If the above-ground portion of both root and tuber crops look healthy then you can only assume that everything below ground is fine. Barring bad soil and insect infestation harvest should be great. Storing these crops after harvest is not as difficult as you might think and most will keep for months.
It is possible to leave crops like potatoes, beets, carrots, turnips and onions in the ground until frost begins to damage the plant tops. You should immediately pull them from the round when the frost arrives to avoid losing the harvest. This gives you a while to simply enjoy pulling them to use as necessary. They are very hearty plants and can withstand cold well.
Proper Ground Harvesting
When you do harvest these crops from the ground you should use a spade or fork and gently dig them up. Cut the tops of the plants down to ½-inch and no less. You can rub off the excess dirt, but do not wash them until you plan to use them. Do not strip away the roots as it helps retain the nutrients and keeps them from spoiling right away. They need to be kept at 32 to 40 degrees F and humidity of 90 to 95%.
The easiest way to store these vegetables in the refrigerator is to place like ones in a freezer bag in a single layer. It is even better if you can store them in vacuum bags to remove as much air as possible. You can stack these bags on any shelf in your refrigerator and use as you need them. Check them each month to make sure that there are no signs of rotting. They should become sweeter and richer as they sit and age.
Moist Sand Storage

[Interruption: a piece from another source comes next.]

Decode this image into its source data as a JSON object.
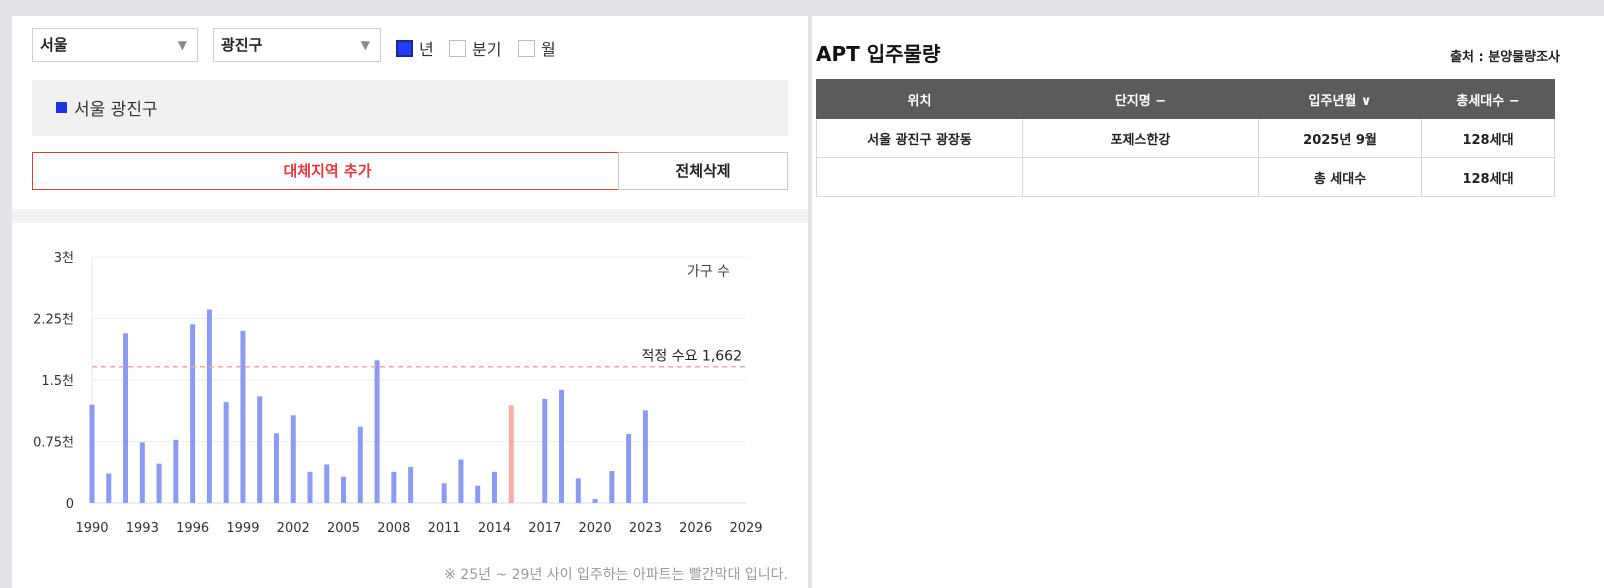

Add 3 or 4 inches of moist sand to the bottom of a 5-gallon bucket. Add the desired vegetables you are wanting to store and cover with moist sand. Simply pull them as you need them. They can be stored for months in the basement with this method. It is a great way to have fresh vegetables all winter long. This is how the term “root cellar” came about.